Posted by Jonathan Maus (Publisher/Editor) on July 7th, 2011 at 5:35 pm
Among the issues they (and many other critics) have with the bill is that it cuts back infrastructure spending by one-third from current levels.
To help drive that point home, House Democrats have published a state-by-state breakdown of how the Republican’s funding reduction proposal could impact spending (PDF).
According to their numbers (based on FHWA data), Oregon would get $2,975,097,936 over the next six years at current transportation funding levels. Over that same time period, the current House proposal would send $1,968,585,926 to Oregon — for a difference of $1,006,512,010.

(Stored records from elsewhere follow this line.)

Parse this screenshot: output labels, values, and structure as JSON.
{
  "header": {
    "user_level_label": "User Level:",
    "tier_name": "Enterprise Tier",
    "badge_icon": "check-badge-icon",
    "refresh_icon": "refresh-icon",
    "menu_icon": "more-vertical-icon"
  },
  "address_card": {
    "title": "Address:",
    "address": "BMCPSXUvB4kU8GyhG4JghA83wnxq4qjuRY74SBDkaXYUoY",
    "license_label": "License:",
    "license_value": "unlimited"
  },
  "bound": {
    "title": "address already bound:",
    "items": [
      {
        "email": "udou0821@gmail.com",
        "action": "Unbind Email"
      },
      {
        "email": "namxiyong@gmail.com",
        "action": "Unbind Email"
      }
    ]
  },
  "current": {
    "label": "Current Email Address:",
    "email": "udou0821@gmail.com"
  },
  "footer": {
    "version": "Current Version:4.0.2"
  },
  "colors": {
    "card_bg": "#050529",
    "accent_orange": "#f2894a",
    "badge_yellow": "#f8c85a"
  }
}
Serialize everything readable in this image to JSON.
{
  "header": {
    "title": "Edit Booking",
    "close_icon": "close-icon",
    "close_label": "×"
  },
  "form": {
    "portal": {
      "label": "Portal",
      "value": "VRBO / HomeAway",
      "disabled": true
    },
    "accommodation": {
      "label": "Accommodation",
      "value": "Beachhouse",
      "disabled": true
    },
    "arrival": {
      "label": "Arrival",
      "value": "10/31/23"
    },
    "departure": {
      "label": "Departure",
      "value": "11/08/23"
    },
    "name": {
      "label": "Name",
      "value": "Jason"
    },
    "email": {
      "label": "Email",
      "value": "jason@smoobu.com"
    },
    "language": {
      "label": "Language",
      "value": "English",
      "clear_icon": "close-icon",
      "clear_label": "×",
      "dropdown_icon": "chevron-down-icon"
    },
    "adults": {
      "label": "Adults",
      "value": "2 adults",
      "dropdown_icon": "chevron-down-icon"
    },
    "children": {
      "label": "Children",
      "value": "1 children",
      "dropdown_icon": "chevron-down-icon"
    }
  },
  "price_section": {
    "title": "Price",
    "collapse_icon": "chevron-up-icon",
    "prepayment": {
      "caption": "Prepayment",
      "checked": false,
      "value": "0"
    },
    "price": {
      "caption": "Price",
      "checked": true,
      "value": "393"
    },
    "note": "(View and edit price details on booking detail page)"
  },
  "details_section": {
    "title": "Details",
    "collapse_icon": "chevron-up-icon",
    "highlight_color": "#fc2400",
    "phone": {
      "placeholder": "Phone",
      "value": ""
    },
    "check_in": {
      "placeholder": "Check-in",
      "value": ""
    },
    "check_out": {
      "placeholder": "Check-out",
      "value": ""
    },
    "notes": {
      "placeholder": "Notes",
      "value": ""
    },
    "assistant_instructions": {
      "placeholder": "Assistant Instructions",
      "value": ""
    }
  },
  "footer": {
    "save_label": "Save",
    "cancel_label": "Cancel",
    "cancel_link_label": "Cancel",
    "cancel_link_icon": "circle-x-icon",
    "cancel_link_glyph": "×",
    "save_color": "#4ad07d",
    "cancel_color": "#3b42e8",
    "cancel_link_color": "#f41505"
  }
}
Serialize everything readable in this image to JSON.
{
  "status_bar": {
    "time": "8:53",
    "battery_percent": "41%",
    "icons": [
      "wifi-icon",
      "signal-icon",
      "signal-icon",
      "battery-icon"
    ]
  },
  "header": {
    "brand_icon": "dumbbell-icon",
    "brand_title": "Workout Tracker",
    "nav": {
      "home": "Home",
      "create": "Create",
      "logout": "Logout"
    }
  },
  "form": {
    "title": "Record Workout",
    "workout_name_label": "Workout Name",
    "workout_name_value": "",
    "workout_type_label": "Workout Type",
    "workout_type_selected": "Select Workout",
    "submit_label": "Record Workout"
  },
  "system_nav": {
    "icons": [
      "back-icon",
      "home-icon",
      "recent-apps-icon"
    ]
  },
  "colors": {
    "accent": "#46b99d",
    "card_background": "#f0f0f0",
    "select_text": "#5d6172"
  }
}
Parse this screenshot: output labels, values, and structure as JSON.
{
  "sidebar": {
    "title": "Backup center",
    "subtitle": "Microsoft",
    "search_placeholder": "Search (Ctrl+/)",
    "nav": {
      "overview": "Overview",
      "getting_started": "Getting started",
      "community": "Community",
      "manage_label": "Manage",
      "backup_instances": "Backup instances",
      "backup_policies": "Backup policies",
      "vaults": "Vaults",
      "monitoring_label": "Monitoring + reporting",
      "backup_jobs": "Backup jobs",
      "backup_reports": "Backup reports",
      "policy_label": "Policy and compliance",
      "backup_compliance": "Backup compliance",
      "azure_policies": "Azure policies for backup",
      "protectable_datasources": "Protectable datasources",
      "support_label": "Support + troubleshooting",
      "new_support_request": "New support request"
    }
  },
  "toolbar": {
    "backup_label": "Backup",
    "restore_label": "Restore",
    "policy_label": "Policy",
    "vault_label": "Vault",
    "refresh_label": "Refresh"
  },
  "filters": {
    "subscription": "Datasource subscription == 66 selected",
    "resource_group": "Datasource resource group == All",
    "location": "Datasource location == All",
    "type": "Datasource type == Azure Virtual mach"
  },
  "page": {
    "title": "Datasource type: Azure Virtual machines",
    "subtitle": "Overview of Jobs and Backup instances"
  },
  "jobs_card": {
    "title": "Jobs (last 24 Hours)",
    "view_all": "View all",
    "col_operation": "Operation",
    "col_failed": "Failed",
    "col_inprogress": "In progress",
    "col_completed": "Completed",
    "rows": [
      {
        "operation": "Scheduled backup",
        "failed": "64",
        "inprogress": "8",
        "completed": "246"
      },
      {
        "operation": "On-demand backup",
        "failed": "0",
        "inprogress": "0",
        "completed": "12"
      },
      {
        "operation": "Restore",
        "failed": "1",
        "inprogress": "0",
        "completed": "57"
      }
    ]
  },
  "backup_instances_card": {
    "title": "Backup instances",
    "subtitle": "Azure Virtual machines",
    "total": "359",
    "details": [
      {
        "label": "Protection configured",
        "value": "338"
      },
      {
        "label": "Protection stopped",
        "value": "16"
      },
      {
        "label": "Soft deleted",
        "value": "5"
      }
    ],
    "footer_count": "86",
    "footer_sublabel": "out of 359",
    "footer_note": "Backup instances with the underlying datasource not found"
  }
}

Interestingly, the state that would see the largest decline is Florida, which happens to be the home state of House Rep. John Mica, the Chairman of the committee that drafted the proposal. According to the numbers, Florida’s highway program would be slashed by $3,597,745,986 (this may be why there’s a big backlash brewing among Mica’s constituents – more on that later).
Not only would states get less funding if the House proposal was passed in its current form, but dedicated funding for bicycle projects through programs like Safe Routes to School and Transportation Enhancements would also be eliminated. This means fewer dollars and less incentive to spend what remains on anything but major highway projects that are deemed to “not serve a federal purpose.” This one-two punch has sparked major outcry from bicycle advocates and Democrats in the House.
Many details of the House proposal are yet to be released (critics point out the hypocrisy in being kept in the dark, given the Republicans calls for transparency); but at this point, it seems anyone who cares about a future where single-occupancy vehicle travel and car-centric highways aren’t the dominant form of mobility, have reason to be concerned.